Then we come onto the three other Five Eyes countries: Canada, New Zealand and Australia. None of them have shown particular interest in some new Five Eyes shaped trading future; they want it as a defence and intelligence sharing arrangement and nothing else from the looks of things. Some of this is led by America – were the US much more into the whole idea of the Five Eyes as a real trading bloc and leading from the front, it might be different. Yet have we seen no evidence of this. This is where British exceptionalism kicks in: the idea that we can be the catalyst for such an arrangement, even if the US is blasé at best about it. We can’t – America really are just much, much, much, much more influential in this equation than almost anyone in this country is willing to admit. Wishing Suez didn’t happen isn’t a good excuse for willing on another similar incident, only this time one where the rest of the world cares a whole lot less.

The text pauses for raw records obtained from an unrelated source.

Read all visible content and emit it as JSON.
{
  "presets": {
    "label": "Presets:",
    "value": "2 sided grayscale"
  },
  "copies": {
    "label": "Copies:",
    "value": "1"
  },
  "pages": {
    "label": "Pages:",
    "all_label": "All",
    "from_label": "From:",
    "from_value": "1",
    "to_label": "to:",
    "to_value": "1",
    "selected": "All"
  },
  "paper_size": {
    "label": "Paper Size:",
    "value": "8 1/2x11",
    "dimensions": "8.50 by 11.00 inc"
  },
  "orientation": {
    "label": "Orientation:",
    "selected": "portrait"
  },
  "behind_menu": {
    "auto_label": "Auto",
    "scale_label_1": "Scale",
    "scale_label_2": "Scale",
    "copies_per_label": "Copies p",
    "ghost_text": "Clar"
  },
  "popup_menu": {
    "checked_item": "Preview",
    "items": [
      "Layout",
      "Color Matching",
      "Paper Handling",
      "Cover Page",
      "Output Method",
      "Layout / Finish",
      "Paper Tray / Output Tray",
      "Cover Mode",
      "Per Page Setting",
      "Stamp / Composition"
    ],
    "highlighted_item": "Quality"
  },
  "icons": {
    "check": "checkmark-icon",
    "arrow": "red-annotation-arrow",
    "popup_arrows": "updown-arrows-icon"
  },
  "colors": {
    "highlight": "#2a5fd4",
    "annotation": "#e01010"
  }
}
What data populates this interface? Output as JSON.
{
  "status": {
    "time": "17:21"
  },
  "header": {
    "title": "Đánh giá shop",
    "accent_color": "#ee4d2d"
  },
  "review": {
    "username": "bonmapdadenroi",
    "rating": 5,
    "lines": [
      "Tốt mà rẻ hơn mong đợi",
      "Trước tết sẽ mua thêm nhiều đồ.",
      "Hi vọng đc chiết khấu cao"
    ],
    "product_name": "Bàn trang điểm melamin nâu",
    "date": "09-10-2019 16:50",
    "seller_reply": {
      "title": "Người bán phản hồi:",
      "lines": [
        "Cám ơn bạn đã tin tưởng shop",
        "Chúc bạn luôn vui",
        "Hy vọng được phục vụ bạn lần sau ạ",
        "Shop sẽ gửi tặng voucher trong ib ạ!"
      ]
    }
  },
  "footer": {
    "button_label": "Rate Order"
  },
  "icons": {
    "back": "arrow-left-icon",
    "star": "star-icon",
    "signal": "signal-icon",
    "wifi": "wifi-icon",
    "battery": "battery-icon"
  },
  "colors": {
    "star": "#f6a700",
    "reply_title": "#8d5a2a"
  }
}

In the absence of American leadership, all that’s left is national interest, which doesn’t involve the other three Five Eyes countries giving Britain concessions that were difficult to concede in order to gain access to the largest trading bloc in the world in the first place, all to a country who has acted for the last four years like launching Empire 2.0 was either the conscious or unconscious plan. Canada refusing to roll over their trade arrangements with the UK recently caused a confused flutter in the Daily Express and didn’t even get traction in most of the remainder of the UK press. It’s like there is wilful denial going on around this issue.
To summarise: yes, Remainers should stop talking about how 2016 was fixed and how Britain is basically North Korea. No, that does not mean Remainers should just go along with Brexit and admit that it was a good idea. Brexit is about to get real at the end of this year; if Remainers can stop going on about Russians and fake babies, it has a chance to change some minds if no deal really is as bad as a lot of us think it will be. If Remainers can stop picking fights with Leavers for no good reason, I believe at least 20% of Leavers are up for grabs if the pro-European approach changes, weird as that may seem from where we sit now. Even if we this doesn’t occur, it still won’t make Brexit a good idea. Which is ultimately, more than any other reason, why Remainers shouldn’t back down from what they ultimately believe in.
I have a book out now called “Politics is Murder”. It follows the tale of a woman named Charlotte working at a failing think tank who has got ahead in her career in a novel way – she is a serial killer. One day, the police turn up at her door and tell her she is a suspect in a murder – only thing is, it is one she had nothing to do with. There is also a plot against the Foreign Secretary and some gangsters thrown into the mix while Charlotte tries to find out who is trying to frame her for a murder she didn’t commit.
Also: there is a subplot around the government trying to built a stupid bridge, which now seems a charming echo of a more innocent time!